__Exercise description__
When you write out the records, keep every line exactly as it is.

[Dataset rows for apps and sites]

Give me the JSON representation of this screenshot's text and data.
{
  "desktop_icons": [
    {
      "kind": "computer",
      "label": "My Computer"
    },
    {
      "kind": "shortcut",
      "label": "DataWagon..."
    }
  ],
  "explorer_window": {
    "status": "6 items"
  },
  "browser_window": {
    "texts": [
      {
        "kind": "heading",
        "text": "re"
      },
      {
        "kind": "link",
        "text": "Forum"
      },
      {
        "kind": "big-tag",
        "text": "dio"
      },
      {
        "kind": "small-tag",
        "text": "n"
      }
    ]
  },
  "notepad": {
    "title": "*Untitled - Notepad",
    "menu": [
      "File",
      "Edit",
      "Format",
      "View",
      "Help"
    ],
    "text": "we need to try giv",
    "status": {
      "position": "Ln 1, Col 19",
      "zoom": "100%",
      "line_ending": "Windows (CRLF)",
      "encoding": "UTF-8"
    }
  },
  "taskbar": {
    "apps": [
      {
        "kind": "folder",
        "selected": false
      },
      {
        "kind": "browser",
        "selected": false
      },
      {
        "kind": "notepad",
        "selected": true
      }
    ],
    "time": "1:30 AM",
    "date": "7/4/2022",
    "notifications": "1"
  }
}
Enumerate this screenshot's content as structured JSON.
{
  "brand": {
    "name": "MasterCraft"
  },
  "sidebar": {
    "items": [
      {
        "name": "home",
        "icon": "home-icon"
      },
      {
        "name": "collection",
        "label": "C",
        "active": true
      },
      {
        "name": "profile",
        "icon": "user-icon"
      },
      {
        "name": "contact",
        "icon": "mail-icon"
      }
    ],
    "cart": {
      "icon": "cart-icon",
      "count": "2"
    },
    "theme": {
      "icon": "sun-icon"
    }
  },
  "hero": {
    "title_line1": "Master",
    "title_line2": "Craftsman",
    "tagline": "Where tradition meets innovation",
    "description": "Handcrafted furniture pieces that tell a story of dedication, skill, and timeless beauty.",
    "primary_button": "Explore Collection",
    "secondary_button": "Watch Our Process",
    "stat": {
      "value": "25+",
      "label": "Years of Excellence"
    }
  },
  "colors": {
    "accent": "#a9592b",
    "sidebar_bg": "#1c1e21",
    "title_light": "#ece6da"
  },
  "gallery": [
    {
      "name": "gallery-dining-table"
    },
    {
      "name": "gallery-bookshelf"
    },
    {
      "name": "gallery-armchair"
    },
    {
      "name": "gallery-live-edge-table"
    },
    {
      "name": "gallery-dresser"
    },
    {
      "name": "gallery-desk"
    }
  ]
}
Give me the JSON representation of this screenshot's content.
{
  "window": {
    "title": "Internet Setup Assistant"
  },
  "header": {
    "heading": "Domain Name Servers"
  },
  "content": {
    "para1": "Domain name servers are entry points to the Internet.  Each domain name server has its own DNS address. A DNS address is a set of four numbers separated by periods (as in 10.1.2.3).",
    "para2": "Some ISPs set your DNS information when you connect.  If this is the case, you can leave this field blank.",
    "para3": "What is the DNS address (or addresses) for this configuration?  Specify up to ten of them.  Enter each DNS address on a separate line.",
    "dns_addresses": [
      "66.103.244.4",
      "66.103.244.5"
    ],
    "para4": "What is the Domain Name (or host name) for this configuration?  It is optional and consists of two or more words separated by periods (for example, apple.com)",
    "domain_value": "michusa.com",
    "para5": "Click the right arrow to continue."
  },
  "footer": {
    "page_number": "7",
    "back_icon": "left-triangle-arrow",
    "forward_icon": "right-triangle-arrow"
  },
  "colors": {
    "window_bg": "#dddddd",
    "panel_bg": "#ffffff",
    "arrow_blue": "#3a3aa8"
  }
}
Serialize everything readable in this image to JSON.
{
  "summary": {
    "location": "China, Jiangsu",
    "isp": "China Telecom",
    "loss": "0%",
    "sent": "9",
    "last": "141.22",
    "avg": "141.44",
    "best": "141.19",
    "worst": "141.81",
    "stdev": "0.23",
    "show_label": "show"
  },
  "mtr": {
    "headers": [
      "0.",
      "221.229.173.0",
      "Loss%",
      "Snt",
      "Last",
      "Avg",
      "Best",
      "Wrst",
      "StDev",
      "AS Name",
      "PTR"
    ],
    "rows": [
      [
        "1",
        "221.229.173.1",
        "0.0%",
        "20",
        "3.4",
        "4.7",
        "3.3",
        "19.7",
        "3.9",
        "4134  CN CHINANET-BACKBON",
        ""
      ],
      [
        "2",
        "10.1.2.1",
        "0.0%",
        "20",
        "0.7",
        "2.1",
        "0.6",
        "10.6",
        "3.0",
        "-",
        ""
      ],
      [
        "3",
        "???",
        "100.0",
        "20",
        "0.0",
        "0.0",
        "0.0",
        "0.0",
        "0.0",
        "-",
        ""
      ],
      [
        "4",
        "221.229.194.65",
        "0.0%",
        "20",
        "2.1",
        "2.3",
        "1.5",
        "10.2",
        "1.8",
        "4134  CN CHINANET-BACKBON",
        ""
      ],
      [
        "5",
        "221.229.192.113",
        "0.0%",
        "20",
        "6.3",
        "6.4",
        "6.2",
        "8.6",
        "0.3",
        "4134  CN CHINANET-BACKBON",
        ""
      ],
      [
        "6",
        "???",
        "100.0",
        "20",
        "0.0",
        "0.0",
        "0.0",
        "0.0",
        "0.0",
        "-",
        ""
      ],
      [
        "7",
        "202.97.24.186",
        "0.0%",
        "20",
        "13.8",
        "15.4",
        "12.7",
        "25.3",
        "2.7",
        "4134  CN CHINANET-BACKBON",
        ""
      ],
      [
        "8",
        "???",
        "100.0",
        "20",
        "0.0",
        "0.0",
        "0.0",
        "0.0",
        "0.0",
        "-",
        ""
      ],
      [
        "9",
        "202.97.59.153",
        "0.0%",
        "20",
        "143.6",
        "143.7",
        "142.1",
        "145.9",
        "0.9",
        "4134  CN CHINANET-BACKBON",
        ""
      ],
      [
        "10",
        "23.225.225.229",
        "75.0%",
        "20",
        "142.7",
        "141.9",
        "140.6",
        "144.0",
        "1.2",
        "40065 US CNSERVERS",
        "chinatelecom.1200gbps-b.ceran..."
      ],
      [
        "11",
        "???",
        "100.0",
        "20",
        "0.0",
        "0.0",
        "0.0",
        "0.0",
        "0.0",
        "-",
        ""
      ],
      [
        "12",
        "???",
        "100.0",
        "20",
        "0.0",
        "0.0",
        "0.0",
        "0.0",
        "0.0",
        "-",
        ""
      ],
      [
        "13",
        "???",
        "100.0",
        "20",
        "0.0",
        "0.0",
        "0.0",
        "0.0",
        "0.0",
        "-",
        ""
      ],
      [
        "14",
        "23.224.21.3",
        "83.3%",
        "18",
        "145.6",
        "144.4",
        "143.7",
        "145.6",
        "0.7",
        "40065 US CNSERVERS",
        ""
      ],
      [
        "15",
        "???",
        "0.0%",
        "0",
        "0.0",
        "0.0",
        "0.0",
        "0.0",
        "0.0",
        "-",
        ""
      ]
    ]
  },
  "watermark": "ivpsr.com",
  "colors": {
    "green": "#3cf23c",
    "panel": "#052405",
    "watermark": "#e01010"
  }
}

__Exercise answer__
Give me the JSON representation of this screenshot's text and data.
{
  "desktop_icons": [
    {
      "kind": "computer",
      "label": "My Computer"
    },
    {
      "kind": "shortcut",
      "label": "DataWagon..."
    }
  ],
  "explorer_window": {
    "status": "6 items"
  },
  "browser_window": {
    "texts": [
      {
        "kind": "heading",
        "text": "re"
      },
      {
        "kind": "link",
        "text": "Forum"
      },
      {
        "kind": "big-tag",
        "text": "dio"
      },
      {
        "kind": "small-tag",
        "text": "n"
      }
    ]
  },
  "notepad": {
    "title": "*Untitled - Notepad",
    "menu": [
      "File",
      "Edit",
      "Format",
      "View",
      "Help"
    ],
    "text": "we need to try giv",
    "status": {
      "position": "Ln 1, Col 19",
      "zoom": "100%",
      "line_ending": "Windows (CRLF)",
      "encoding": "UTF-8"
    }
  },
  "taskbar": {
    "apps": [
      {
        "kind": "folder",
        "selected": false
      },
      {
        "kind": "browser",
        "selected": false
      },
      {
        "kind": "notepad",
        "selected": true
      }
    ],
    "time": "1:30 AM",
    "date": "7/4/2022",
    "notifications": "1"
  }
}
Enumerate this screenshot's content as structured JSON.
{
  "brand": {
    "name": "MasterCraft"
  },
  "sidebar": {
    "items": [
      {
        "name": "home",
        "icon": "home-icon"
      },
      {
        "name": "collection",
        "label": "C",
        "active": true
      },
      {
        "name": "profile",
        "icon": "user-icon"
      },
      {
        "name": "contact",
        "icon": "mail-icon"
      }
    ],
    "cart": {
      "icon": "cart-icon",
      "count": "2"
    },
    "theme": {
      "icon": "sun-icon"
    }
  },
  "hero": {
    "title_line1": "Master",
    "title_line2": "Craftsman",
    "tagline": "Where tradition meets innovation",
    "description": "Handcrafted furniture pieces that tell a story of dedication, skill, and timeless beauty.",
    "primary_button": "Explore Collection",
    "secondary_button": "Watch Our Process",
    "stat": {
      "value": "25+",
      "label": "Years of Excellence"
    }
  },
  "colors": {
    "accent": "#a9592b",
    "sidebar_bg": "#1c1e21",
    "title_light": "#ece6da"
  },
  "gallery": [
    {
      "name": "gallery-dining-table"
    },
    {
      "name": "gallery-bookshelf"
    },
    {
      "name": "gallery-armchair"
    },
    {
      "name": "gallery-live-edge-table"
    },
    {
      "name": "gallery-dresser"
    },
    {
      "name": "gallery-desk"
    }
  ]
}
Give me the JSON representation of this screenshot's content.
{
  "window": {
    "title": "Internet Setup Assistant"
  },
  "header": {
    "heading": "Domain Name Servers"
  },
  "content": {
    "para1": "Domain name servers are entry points to the Internet.  Each domain name server has its own DNS address. A DNS address is a set of four numbers separated by periods (as in 10.1.2.3).",
    "para2": "Some ISPs set your DNS information when you connect.  If this is the case, you can leave this field blank.",
    "para3": "What is the DNS address (or addresses) for this configuration?  Specify up to ten of them.  Enter each DNS address on a separate line.",
    "dns_addresses": [
      "66.103.244.4",
      "66.103.244.5"
    ],
    "para4": "What is the Domain Name (or host name) for this configuration?  It is optional and consists of two or more words separated by periods (for example, apple.com)",
    "domain_value": "michusa.com",
    "para5": "Click the right arrow to continue."
  },
  "footer": {
    "page_number": "7",
    "back_icon": "left-triangle-arrow",
    "forward_icon": "right-triangle-arrow"
  },
  "colors": {
    "window_bg": "#dddddd",
    "panel_bg": "#ffffff",
    "arrow_blue": "#3a3aa8"
  }
}
Serialize everything readable in this image to JSON.
{
  "summary": {
    "location": "China, Jiangsu",
    "isp": "China Telecom",
    "loss": "0%",
    "sent": "9",
    "last": "141.22",
    "avg": "141.44",
    "best": "141.19",
    "worst": "141.81",
    "stdev": "0.23",
    "show_label": "show"
  },
  "mtr": {
    "headers": [
      "0.",
      "221.229.173.0",
      "Loss%",
      "Snt",
      "Last",
      "Avg",
      "Best",
      "Wrst",
      "StDev",
      "AS Name",
      "PTR"
    ],
    "rows": [
      [
        "1",
        "221.229.173.1",
        "0.0%",
        "20",
        "3.4",
        "4.7",
        "3.3",
        "19.7",
        "3.9",
        "4134  CN CHINANET-BACKBON",
        ""
      ],
      [
        "2",
        "10.1.2.1",
        "0.0%",
        "20",
        "0.7",
        "2.1",
        "0.6",
        "10.6",
        "3.0",
        "-",
        ""
      ],
      [
        "3",
        "???",
        "100.0",
        "20",
        "0.0",
        "0.0",
        "0.0",
        "0.0",
        "0.0",
        "-",
        ""
      ],
      [
        "4",
        "221.229.194.65",
        "0.0%",
        "20",
        "2.1",
        "2.3",
        "1.5",
        "10.2",
        "1.8",
        "4134  CN CHINANET-BACKBON",
        ""
      ],
      [
        "5",
        "221.229.192.113",
        "0.0%",
        "20",
        "6.3",
        "6.4",
        "6.2",
        "8.6",
        "0.3",
        "4134  CN CHINANET-BACKBON",
        ""
      ],
      [
        "6",
        "???",
        "100.0",
        "20",
        "0.0",
        "0.0",
        "0.0",
        "0.0",
        "0.0",
        "-",
        ""
      ],
      [
        "7",
        "202.97.24.186",
        "0.0%",
        "20",
        "13.8",
        "15.4",
        "12.7",
        "25.3",
        "2.7",
        "4134  CN CHINANET-BACKBON",
        ""
      ],
      [
        "8",
        "???",
        "100.0",
        "20",
        "0.0",
        "0.0",
        "0.0",
        "0.0",
        "0.0",
        "-",
        ""
      ],
      [
        "9",
        "202.97.59.153",
        "0.0%",
        "20",
        "143.6",
        "143.7",
        "142.1",
        "145.9",
        "0.9",
        "4134  CN CHINANET-BACKBON",
        ""
      ],
      [
        "10",
        "23.225.225.229",
        "75.0%",
        "20",
        "142.7",
        "141.9",
        "140.6",
        "144.0",
        "1.2",
        "40065 US CNSERVERS",
        "chinatelecom.1200gbps-b.ceran..."
      ],
      [
        "11",
        "???",
        "100.0",
        "20",
        "0.0",
        "0.0",
        "0.0",
        "0.0",
        "0.0",
        "-",
        ""
      ],
      [
        "12",
        "???",
        "100.0",
        "20",
        "0.0",
        "0.0",
        "0.0",
        "0.0",
        "0.0",
        "-",
        ""
      ],
      [
        "13",
        "???",
        "100.0",
        "20",
        "0.0",
        "0.0",
        "0.0",
        "0.0",
        "0.0",
        "-",
        ""
      ],
      [
        "14",
        "23.224.21.3",
        "83.3%",
        "18",
        "145.6",
        "144.4",
        "143.7",
        "145.6",
        "0.7",
        "40065 US CNSERVERS",
        ""
      ],
      [
        "15",
        "???",
        "0.0%",
        "0",
        "0.0",
        "0.0",
        "0.0",
        "0.0",
        "0.0",
        "-",
        ""
      ]
    ]
  },
  "watermark": "ivpsr.com",
  "colors": {
    "green": "#3cf23c",
    "panel": "#052405",
    "watermark": "#e01010"
  }
}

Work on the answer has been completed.